Bumbershoot Music Picks — Our guide to the festival's highlights.
The ABCs of Bumberfood — Rich Amador of Sugee's Giant Strawberry Shortcake explains it all for you.
Short Film, Long Gestation — It took 10 years to harvest Fruits—one of many titles to be shown at 1 Reel festival.
Her Brand of Humor — Local lit mag brings funny women to Bumbershoot stage. No, really.
Performance Picks — Are We Scared? and STREB.
Visual Arts Pick
Bumbershoot music schedule grid (pdf).
A remount from 2004, this show is the end result of a school-year-long collaboration between the talented troupe at Open Circle Theater and a group of young (ages 2 to 5) students at Sweet Pea Preschool of the Performing Arts. The material, conceived and written entirely by the aspiring tykes, is geared toward adult audiences, with the actors playing a big role in adapting the work.
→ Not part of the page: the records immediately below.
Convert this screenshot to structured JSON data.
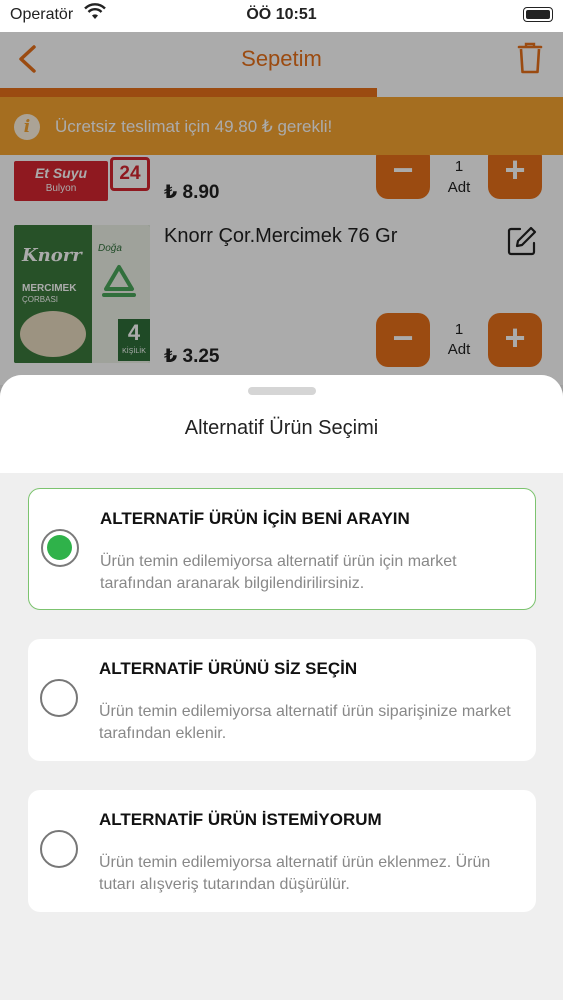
{
  "status_bar": {
    "carrier": "Operatör",
    "time": "ÖÖ 10:51"
  },
  "nav": {
    "title": "Sepetim",
    "back_icon": "chevron-left-icon",
    "trash_icon": "trash-icon"
  },
  "free_delivery": {
    "message": "Ücretsiz teslimat için 49.80 ₺ gerekli!",
    "progress": 0.67
  },
  "cart_items": [
    {
      "brand_text": "Et Suyu",
      "brand_subtext": "Bulyon",
      "count_badge": "24",
      "price": "₺ 8.90",
      "quantity": "1",
      "unit": "Adt"
    },
    {
      "name": "Knorr Çor.Mercimek 76 Gr",
      "thumb_brand": "Knorr",
      "thumb_label": "MERCIMEK",
      "thumb_sublabel": "ÇORBASI",
      "thumb_badge": "4",
      "thumb_badge_sub": "KİŞİLİK",
      "thumb_tag": "Doğa",
      "price": "₺ 3.25",
      "quantity": "1",
      "unit": "Adt"
    }
  ],
  "sheet": {
    "title": "Alternatif Ürün Seçimi",
    "options": [
      {
        "title": "ALTERNATİF ÜRÜN İÇİN BENİ ARAYIN",
        "description": "Ürün temin edilemiyorsa alternatif ürün için market tarafından aranarak bilgilendirilirsiniz.",
        "selected": true
      },
      {
        "title": "ALTERNATİF ÜRÜNÜ SİZ SEÇİN",
        "description": "Ürün temin edilemiyorsa alternatif ürün siparişinize market tarafından eklenir.",
        "selected": false
      },
      {
        "title": "ALTERNATİF ÜRÜN İSTEMİYORUM",
        "description": "Ürün temin edilemiyorsa alternatif ürün eklenmez. Ürün tutarı alışveriş tutarından düşürülür.",
        "selected": false
      }
    ]
  },
  "colors": {
    "accent": "#e8711a",
    "banner": "#f7a531",
    "selected_green": "#2fb24a",
    "selected_border": "#7cc36f"
  }
}
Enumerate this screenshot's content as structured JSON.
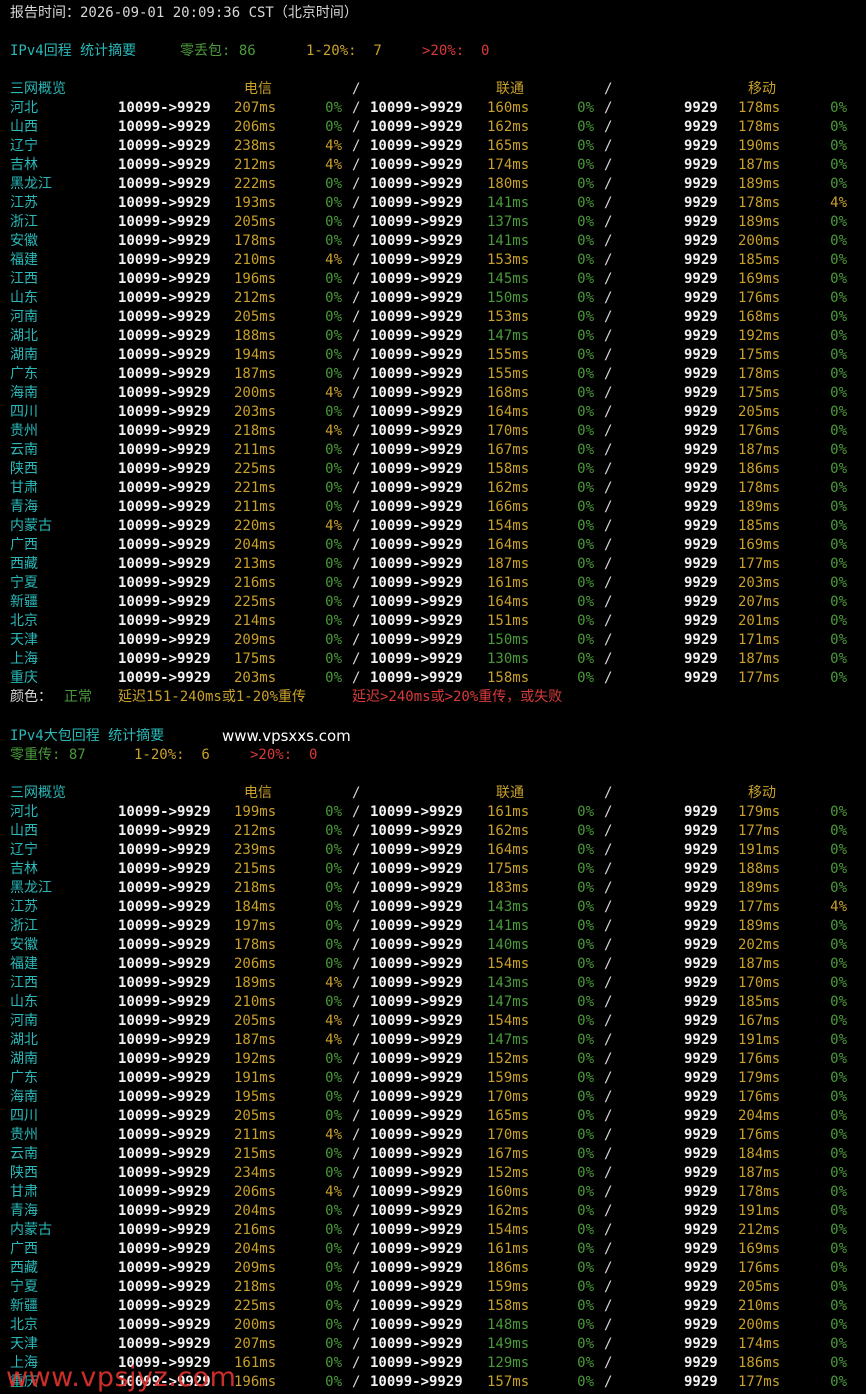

The stories themselves reveal all the obsessions of childhood, with dinosaurs, dragons, superpowers and chocolate providing a thematic pathway through the various episodes. Things unspool this way and that, allowing the stories to exist on their own terms—the action is neither too constrained nor too chaotic. Rather, it blossoms according to its own interests and whims, yet always with a feeling for performance. One of the true joys of this production is having one's eyes re-opened to the sense of wonder and playfulness that suffuses simply everything in a child's life. The experiment could have gone all kinds of wrong—too goofy, too twee, too precious. Forget it: It's an unqualified delight. Like childhood itself, it abounds with mystery and sweet absurdity, a giddy inquisitiveness, hilarity, and wandering phantasmagoria. In a word, magic. Theatre Puget Sound Stage, Seattle Center House, 206-628-0888 or www.bumbershoot.com for full schedule and ticket info. $5-$18 day pass; $30 two-day pass; $55 four-day pass; $160-$260 VIP Access. 5 p.m. Sun. Sept. 4. RICHARD MORIN
Elizabeth Streb has spent most of her career stripping away conventional ideas of grace and beauty to reveal the elegance and violence of pure mechanics. Whether strapped into Rube Goldberg-esque machinery or moving on their own, her performers enact the laws of physics writ large. Slamming into walls, crashing onto the floor, knocking each other over like dominoes, they are humans impersonating superheroes, without the relief of CGI effects. Bagley Wright Theatre, Seattle Center, 206-628-0888 or www.bumbershoot.org for full schedule and ticket info. $5-$18 day pass; $30 two-day pass; $55 four-day pass; $160-$260 VIP Access. 8 p.m. Sat. Sept 3; 1:30 p.m. Sun. Sept. 4; 5:45 p.m. Mon. Sept. 5. SANDRA KURTZ